EXERCISE PROMPT. Gather every line from the entries below that includes "this".

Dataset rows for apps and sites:
──────────────────────────────

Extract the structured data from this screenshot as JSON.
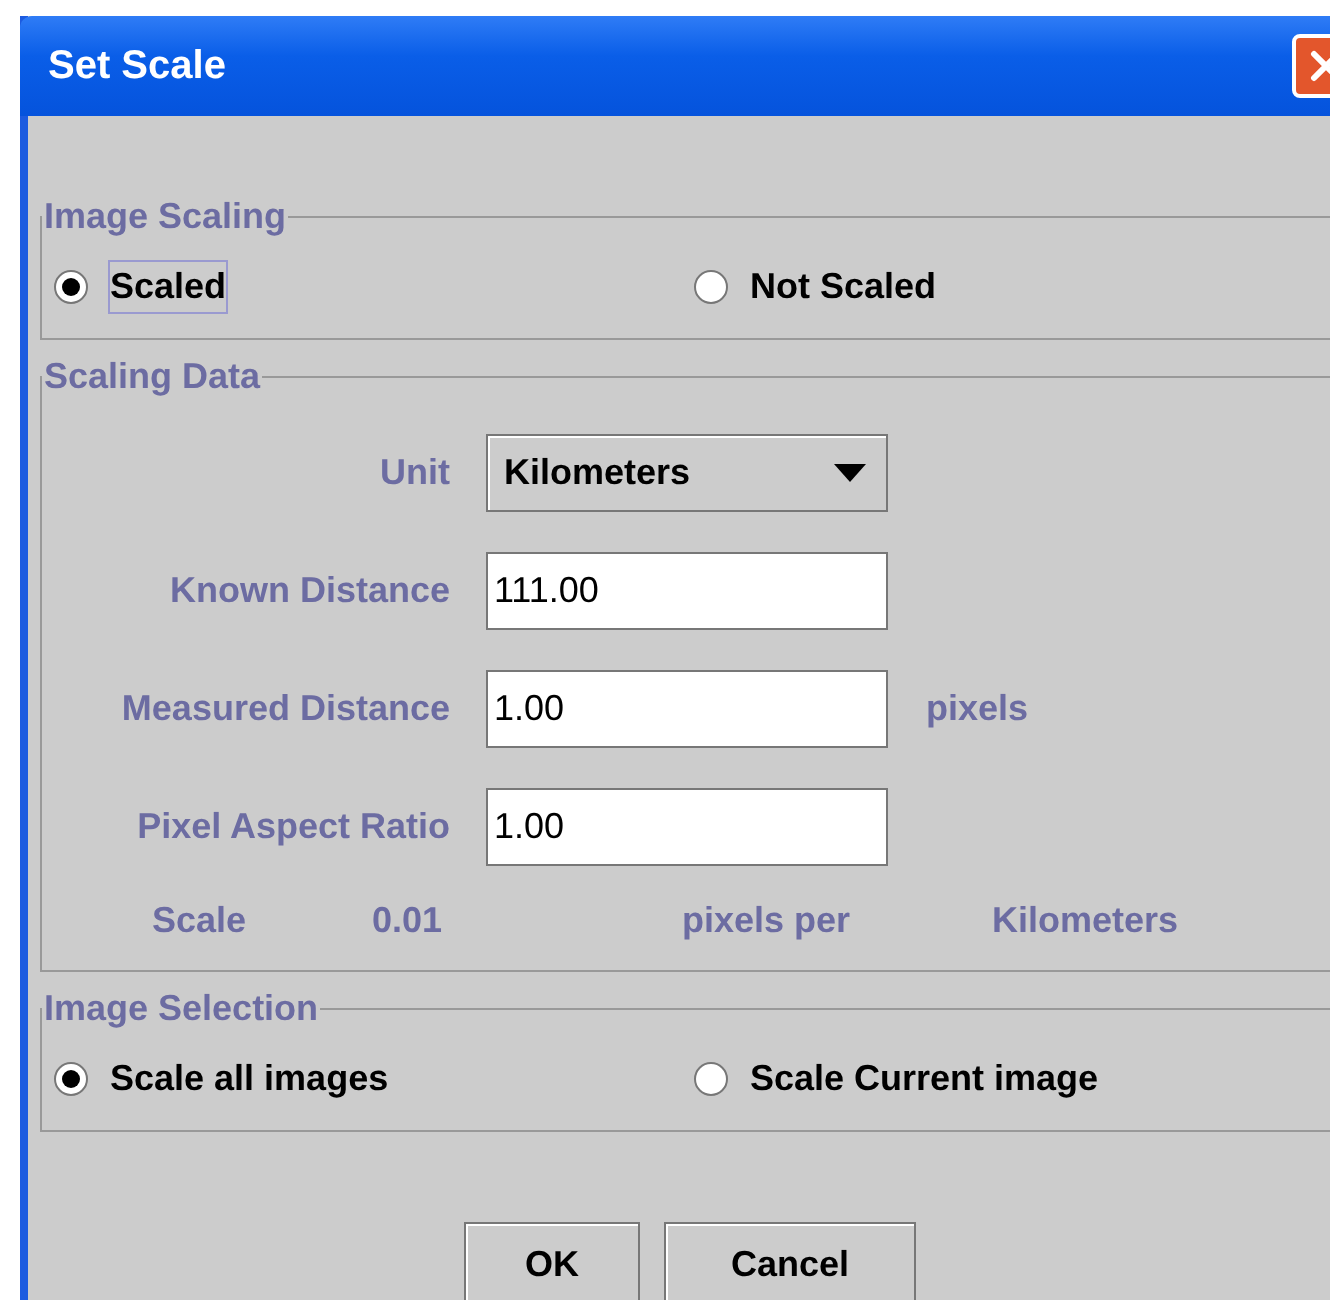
{
  "window": {
    "title": "Set Scale"
  },
  "groups": [
    {
      "title": "Image Scaling",
      "kind": "radios",
      "options": [
        {
          "label": "Scaled",
          "selected": true,
          "focused": true
        },
        {
          "label": "Not Scaled",
          "selected": false,
          "focused": false
        }
      ]
    },
    {
      "title": "Scaling Data",
      "kind": "form",
      "fields": [
        {
          "label": "Unit",
          "kind": "dropdown",
          "value": "Kilometers"
        },
        {
          "label": "Known Distance",
          "kind": "text",
          "value": "111.00"
        },
        {
          "label": "Measured Distance",
          "kind": "text",
          "value": "1.00",
          "suffix": "pixels"
        },
        {
          "label": "Pixel Aspect Ratio",
          "kind": "text",
          "value": "1.00"
        }
      ],
      "scale": {
        "label": "Scale",
        "value": "0.01",
        "per": "pixels per",
        "unit": "Kilometers"
      }
    },
    {
      "title": "Image Selection",
      "kind": "radios",
      "options": [
        {
          "label": "Scale all images",
          "selected": true,
          "focused": false
        },
        {
          "label": "Scale Current image",
          "selected": false,
          "focused": false
        }
      ]
    }
  ],
  "buttons": [
    "OK",
    "Cancel"
  ]
}
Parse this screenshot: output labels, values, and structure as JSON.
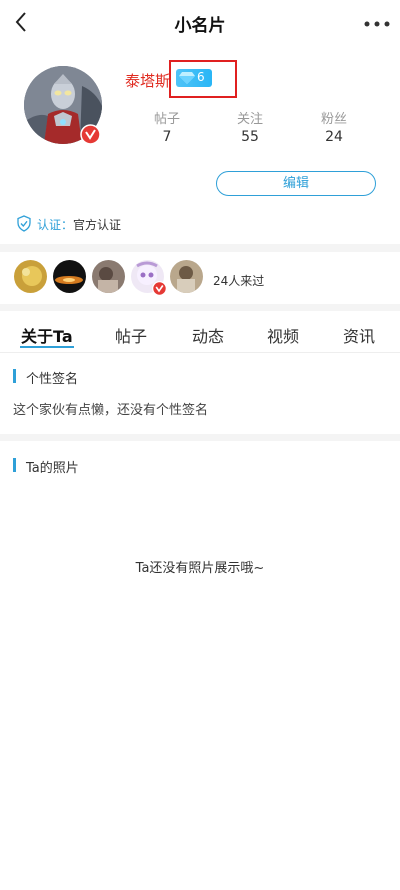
{
  "header": {
    "title": "小名片"
  },
  "profile": {
    "username": "泰塔斯",
    "level": "6",
    "stats": [
      {
        "label": "帖子",
        "value": "7"
      },
      {
        "label": "关注",
        "value": "55"
      },
      {
        "label": "粉丝",
        "value": "24"
      }
    ],
    "edit_label": "编辑",
    "cert_label": "认证：",
    "cert_value": "官方认证"
  },
  "visitors": {
    "count_text": "24人来过"
  },
  "tabs": [
    {
      "label": "关于Ta",
      "active": true
    },
    {
      "label": "帖子"
    },
    {
      "label": "动态"
    },
    {
      "label": "视频"
    },
    {
      "label": "资讯"
    }
  ],
  "about": {
    "signature_title": "个性签名",
    "signature_text": "这个家伙有点懒，还没有个性签名",
    "photos_title": "Ta的照片",
    "photos_empty": "Ta还没有照片展示哦~"
  },
  "colors": {
    "accent": "#2fa0d8",
    "username": "#e02b20",
    "badge": "#e53935",
    "level": "#29b6f6"
  },
  "icons": {
    "back": "chevron-left-icon",
    "more": "more-dots-icon",
    "verified": "verified-badge-icon",
    "diamond": "diamond-icon",
    "shield": "shield-check-icon"
  }
}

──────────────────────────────

EXPECTED ANSWER.
Extract the structured data from this screenshot as JSON.
Parse this screenshot: output labels, values, and structure as JSON.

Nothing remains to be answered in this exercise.